So far, 98% of federal agencies have estimated that they would be able to fully manage their permanent electronic records by the end of 2019, according to the federal New Network, in compliance with a deadline for the Trump Administration's reorganization plan announced in June 2018 that ultimately requires that the National Archives and Records Administration not accept any more physical permanent records from federal agencies starting in 2023.

Physical record storage comes at a cost to taxpayers

Federal agencies themselves will be responsible for meeting the requirements specified in the plan, one of which includes that by a 2019-year-end deadline they must have the ability to manage all of their electronic records solely on a digital basis "for eventual transfer and accessioning by NARA in an electronic format," according to the memo.

In the memo, acting Office of Management and Budget Director Russ Vought and US Archivist David Ferriero argued that each year, "hundreds of millions of taxpayer dollars" and "thousands of hours" are spent on resources to store physical records.

According to a Federal Records Management Council white paper containing a cost benefit analysis regarding the digitization of records as opposed to their physical storage, the former was found to be more cost-efficient than the latter due to savings on real estate and improved information access, among other benefits.

In the event that physical records are damaged or lost, the cost to restore or recover them and associated "operational downtime can far exceed initial investments to safeguard records," compared to a "modern digitization strategy," according to the FRMC document.

cost to remediate exposed, lost or damaged records and/or recover from operational downtime can far exceed initial investments to safeguard records through a modern digitization strategy.

Federal agencies noting benefits of digitizing permanent records

At least two federal agencies – the Library of Congress and Department of Energy – have already noted the benefits that have come along with the full-digitization of their records so far.

The former has invested in a bevy of high-end document scanning technologies, including "ultrahigh-end, medium-format digital cameras" and even "floor-mounted" scanners that can quickly copy exceptionally large original documents.

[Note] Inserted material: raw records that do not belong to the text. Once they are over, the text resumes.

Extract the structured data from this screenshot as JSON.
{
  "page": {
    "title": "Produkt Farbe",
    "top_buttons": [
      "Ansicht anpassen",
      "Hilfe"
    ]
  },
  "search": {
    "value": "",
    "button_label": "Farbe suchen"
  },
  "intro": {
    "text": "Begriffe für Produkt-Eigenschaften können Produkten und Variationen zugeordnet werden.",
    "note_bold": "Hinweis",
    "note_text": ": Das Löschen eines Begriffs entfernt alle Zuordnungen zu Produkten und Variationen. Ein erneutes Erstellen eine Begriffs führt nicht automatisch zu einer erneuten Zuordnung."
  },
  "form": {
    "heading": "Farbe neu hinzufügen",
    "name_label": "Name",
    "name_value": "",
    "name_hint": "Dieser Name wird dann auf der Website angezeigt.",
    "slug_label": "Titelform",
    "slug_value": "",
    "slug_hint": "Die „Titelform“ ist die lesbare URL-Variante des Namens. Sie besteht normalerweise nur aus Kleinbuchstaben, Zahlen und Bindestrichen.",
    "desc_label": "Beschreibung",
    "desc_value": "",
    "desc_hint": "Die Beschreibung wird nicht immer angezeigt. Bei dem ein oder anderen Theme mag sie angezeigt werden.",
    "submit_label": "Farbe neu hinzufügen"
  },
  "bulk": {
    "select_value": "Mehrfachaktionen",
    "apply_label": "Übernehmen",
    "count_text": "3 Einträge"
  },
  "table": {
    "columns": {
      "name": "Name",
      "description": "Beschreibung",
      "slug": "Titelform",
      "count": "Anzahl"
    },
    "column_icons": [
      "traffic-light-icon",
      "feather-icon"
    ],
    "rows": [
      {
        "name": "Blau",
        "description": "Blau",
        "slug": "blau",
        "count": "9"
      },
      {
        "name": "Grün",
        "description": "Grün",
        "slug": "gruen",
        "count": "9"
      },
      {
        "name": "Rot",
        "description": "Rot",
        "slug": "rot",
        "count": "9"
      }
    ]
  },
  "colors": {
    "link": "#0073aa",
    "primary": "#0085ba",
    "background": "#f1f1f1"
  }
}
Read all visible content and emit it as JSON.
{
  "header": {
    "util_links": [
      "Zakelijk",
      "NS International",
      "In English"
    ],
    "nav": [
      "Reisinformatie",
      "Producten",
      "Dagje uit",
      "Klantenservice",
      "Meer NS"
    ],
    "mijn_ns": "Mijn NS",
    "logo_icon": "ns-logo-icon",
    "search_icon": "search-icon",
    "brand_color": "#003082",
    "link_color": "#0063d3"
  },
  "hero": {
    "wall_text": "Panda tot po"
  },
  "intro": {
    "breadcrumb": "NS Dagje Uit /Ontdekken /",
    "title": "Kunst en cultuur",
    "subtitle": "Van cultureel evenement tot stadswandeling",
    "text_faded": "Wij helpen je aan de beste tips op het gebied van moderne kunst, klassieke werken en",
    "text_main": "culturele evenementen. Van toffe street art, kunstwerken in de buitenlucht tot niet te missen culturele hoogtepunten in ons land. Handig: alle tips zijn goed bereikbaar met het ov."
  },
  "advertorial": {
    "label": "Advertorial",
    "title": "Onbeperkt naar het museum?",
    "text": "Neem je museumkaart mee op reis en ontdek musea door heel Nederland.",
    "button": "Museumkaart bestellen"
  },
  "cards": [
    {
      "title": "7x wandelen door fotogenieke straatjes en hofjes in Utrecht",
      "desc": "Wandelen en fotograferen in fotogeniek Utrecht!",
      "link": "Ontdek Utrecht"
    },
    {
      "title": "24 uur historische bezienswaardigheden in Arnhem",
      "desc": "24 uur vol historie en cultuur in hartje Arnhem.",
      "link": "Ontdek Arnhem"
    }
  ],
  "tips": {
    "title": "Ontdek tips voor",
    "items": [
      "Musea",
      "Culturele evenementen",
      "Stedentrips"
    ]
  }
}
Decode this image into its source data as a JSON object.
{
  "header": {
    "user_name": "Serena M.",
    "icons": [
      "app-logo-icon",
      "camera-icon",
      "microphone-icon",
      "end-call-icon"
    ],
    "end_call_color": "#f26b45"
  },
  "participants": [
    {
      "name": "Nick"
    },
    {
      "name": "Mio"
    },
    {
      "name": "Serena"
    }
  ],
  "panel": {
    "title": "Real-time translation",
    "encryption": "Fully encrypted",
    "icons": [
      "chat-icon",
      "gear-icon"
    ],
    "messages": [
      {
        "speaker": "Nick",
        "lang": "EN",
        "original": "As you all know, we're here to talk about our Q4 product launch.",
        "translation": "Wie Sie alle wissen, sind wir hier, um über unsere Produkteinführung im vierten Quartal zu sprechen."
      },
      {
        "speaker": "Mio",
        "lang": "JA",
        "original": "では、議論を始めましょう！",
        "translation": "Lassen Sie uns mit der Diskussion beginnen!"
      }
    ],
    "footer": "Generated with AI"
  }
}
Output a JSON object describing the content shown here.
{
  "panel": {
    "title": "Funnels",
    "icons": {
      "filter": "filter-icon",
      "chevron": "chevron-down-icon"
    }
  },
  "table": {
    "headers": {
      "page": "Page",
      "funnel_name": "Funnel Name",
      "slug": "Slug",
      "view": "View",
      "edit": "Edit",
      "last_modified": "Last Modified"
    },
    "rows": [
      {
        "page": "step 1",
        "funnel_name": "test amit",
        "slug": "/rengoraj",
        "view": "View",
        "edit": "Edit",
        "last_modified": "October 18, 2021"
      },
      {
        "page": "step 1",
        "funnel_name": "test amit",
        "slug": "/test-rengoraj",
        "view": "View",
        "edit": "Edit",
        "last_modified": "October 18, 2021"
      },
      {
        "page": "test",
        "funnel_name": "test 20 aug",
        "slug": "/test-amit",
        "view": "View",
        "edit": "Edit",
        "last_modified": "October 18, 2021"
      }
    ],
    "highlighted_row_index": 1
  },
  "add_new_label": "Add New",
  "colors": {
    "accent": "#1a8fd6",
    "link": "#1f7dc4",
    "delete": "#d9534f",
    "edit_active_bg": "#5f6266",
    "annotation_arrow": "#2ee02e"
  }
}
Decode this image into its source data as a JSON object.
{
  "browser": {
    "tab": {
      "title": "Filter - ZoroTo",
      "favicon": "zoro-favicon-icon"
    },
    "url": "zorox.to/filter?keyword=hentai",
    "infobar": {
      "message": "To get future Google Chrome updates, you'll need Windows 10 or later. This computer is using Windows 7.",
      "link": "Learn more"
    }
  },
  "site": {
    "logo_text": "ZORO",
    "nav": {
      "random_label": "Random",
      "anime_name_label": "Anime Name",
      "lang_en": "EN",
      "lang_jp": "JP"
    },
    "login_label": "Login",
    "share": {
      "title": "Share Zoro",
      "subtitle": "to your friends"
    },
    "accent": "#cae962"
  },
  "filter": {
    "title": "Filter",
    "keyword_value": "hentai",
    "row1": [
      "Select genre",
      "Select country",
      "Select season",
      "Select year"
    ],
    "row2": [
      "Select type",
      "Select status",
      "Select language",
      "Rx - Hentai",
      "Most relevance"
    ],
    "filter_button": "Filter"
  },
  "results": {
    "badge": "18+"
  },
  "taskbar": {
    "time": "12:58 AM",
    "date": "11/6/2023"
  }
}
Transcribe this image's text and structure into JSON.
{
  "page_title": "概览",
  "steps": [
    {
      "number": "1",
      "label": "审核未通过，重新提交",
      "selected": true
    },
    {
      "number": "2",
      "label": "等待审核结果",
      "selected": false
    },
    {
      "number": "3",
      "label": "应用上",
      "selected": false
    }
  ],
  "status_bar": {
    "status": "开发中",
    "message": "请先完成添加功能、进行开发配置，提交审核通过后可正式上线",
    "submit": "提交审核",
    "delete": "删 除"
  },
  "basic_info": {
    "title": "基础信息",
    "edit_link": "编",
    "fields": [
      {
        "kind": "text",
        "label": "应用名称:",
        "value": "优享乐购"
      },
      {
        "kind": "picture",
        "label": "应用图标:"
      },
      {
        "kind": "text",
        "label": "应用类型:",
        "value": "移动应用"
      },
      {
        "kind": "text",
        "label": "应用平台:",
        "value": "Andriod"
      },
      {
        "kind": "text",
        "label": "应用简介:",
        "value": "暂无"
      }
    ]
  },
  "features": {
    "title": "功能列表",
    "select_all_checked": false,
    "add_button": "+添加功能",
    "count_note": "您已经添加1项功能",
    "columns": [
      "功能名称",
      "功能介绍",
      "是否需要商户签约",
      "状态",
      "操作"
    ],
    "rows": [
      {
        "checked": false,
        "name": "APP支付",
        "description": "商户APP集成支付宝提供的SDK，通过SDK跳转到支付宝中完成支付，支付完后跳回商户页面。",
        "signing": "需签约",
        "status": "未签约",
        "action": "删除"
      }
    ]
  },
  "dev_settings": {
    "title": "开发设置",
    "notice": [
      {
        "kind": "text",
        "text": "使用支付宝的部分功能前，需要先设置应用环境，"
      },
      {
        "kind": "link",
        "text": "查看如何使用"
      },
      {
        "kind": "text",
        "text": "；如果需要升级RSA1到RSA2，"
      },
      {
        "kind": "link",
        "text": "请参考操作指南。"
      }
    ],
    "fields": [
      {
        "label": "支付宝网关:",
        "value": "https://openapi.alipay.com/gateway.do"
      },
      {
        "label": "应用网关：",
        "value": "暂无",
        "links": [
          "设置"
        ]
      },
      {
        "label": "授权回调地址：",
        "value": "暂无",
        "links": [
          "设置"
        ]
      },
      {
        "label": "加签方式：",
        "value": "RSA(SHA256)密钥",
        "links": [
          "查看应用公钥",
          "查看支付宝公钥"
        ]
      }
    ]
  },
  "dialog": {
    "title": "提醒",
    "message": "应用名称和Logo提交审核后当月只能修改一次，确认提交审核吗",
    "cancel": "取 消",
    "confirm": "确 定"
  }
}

Some of the benefits of modern scanning technology noted by those at the Library include the ability to allow for clearer viewing of faded colors and texts on original documents, such as Thomas Jefferson's use of the word "subjects," and not "citizens" (as originally thought) in the Declaration of Independence, for example.

According to Thomas Rieger, manager of digitization services at the Library of Congress, using the highest-quality scanning equipment in turn translates to a relatively lower cost per image.

At the Department of Energy, electronic recordkeeping in recent years has made both employees' and internal customers' work much more efficient when it comes to the time and effort required to access documents, one DOE employee observed.